Thursday, 8 May 2014 - 14:24
Workers losing independence in workplace: Statistics Netherlands
The portion of workers who claim that they can organize their own work has dropped in the last few years, according to the Central Bureau of Statistics (CBS). Employer independence is especially low among those who have not been in their position long. A survey from the Netherlands Organization for Applied Scientific Research (TNO) and CBS shows that the number of workers who experience independence at their place of work dropped from 61 percent in 2008 to 56 percent in 2013. Independence is measured in how far employees can make decisions for themselves as well as how and when they perform their duties. According to earlier TNO research, workers with more independence had less burn-out complaints than those who did not, independent workers also increased the innovation power in organizations.

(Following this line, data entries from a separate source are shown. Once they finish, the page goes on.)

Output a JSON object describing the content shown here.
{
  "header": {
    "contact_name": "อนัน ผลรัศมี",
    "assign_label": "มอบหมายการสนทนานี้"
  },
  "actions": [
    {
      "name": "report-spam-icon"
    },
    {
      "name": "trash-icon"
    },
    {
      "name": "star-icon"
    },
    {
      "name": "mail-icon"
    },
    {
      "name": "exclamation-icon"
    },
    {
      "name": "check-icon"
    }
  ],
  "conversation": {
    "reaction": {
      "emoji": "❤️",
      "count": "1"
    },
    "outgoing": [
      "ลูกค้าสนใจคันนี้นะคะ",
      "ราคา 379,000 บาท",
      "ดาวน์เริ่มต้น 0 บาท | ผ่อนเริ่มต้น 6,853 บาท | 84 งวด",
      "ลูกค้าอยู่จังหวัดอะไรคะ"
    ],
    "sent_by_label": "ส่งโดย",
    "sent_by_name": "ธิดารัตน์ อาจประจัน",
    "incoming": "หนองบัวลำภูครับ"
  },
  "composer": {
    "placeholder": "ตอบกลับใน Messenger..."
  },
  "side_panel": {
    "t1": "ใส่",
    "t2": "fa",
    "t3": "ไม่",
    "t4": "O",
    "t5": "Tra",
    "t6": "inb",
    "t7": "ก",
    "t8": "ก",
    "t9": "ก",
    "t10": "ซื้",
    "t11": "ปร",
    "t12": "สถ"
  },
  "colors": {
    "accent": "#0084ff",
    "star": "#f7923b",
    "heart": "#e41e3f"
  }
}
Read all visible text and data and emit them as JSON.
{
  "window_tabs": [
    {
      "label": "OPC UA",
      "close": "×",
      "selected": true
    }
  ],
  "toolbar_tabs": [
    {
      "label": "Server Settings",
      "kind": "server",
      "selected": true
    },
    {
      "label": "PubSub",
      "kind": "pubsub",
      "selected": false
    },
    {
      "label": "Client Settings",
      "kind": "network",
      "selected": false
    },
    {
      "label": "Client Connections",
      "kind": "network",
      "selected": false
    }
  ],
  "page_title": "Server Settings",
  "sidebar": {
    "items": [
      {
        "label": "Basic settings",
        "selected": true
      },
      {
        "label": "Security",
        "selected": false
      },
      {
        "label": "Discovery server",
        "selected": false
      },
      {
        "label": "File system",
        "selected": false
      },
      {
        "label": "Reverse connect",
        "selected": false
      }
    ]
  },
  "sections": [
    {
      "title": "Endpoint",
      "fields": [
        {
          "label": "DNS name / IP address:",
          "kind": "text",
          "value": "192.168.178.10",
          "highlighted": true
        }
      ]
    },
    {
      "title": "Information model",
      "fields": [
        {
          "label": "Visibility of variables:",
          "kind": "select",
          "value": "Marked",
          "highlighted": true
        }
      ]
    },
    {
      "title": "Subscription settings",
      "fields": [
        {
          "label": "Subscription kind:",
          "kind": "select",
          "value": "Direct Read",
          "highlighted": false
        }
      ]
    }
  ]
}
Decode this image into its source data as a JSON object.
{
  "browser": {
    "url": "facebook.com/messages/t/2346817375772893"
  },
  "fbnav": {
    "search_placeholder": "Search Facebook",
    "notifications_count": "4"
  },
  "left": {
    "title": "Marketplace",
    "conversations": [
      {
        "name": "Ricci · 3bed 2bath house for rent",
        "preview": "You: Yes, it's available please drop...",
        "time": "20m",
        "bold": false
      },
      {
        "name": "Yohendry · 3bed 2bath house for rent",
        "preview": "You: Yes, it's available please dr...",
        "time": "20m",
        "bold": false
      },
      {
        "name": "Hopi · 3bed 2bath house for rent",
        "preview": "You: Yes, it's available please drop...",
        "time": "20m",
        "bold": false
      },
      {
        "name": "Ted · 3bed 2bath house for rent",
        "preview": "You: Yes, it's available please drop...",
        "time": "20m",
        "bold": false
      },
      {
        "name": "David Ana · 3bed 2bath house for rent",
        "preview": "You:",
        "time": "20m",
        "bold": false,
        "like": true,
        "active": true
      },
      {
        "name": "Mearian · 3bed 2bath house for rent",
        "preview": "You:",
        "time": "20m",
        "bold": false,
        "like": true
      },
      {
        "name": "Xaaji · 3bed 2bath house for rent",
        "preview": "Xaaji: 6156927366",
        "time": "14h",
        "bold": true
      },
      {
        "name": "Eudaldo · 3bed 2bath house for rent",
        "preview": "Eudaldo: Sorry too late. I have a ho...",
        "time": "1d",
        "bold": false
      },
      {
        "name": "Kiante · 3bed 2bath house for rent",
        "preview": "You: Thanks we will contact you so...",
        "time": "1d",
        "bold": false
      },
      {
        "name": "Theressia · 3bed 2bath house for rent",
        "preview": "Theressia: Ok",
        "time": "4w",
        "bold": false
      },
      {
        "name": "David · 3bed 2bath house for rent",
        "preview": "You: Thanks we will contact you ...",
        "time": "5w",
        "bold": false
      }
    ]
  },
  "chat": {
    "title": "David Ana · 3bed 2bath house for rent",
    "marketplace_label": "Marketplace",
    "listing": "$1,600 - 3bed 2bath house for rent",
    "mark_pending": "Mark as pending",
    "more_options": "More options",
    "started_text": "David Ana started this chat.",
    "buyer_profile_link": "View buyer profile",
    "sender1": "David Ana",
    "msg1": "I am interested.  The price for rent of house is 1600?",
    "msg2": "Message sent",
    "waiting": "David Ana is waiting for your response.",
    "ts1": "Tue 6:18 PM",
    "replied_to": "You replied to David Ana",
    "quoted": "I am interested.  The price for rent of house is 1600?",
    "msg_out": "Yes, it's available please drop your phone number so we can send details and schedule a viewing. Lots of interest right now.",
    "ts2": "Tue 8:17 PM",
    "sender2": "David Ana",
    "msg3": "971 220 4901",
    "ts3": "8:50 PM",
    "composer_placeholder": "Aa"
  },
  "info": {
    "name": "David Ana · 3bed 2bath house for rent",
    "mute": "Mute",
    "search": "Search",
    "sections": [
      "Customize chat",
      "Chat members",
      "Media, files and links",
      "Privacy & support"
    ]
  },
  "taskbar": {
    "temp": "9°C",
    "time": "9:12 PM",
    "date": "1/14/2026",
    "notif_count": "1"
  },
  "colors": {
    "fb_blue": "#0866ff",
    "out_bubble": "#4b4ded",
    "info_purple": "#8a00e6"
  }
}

Independence dropped the most among workers who have not been employed at their place of work for very long (maximum three years). In 2013, independence among this group was 45 percent, against 56 percent in 2008. This decrease is partially influenced by the number of new employees with flexible working relations. These can organize their work less independently than employees with a steady working relationship. This survey found a similar trend amongst almost all business sectors, bar the building industry, the information and comunication industry and financial institutions. In the building sector, the results went hand in hand with a decreasing number of employees with an executive position. In the financial sector, more employees came in with degrees.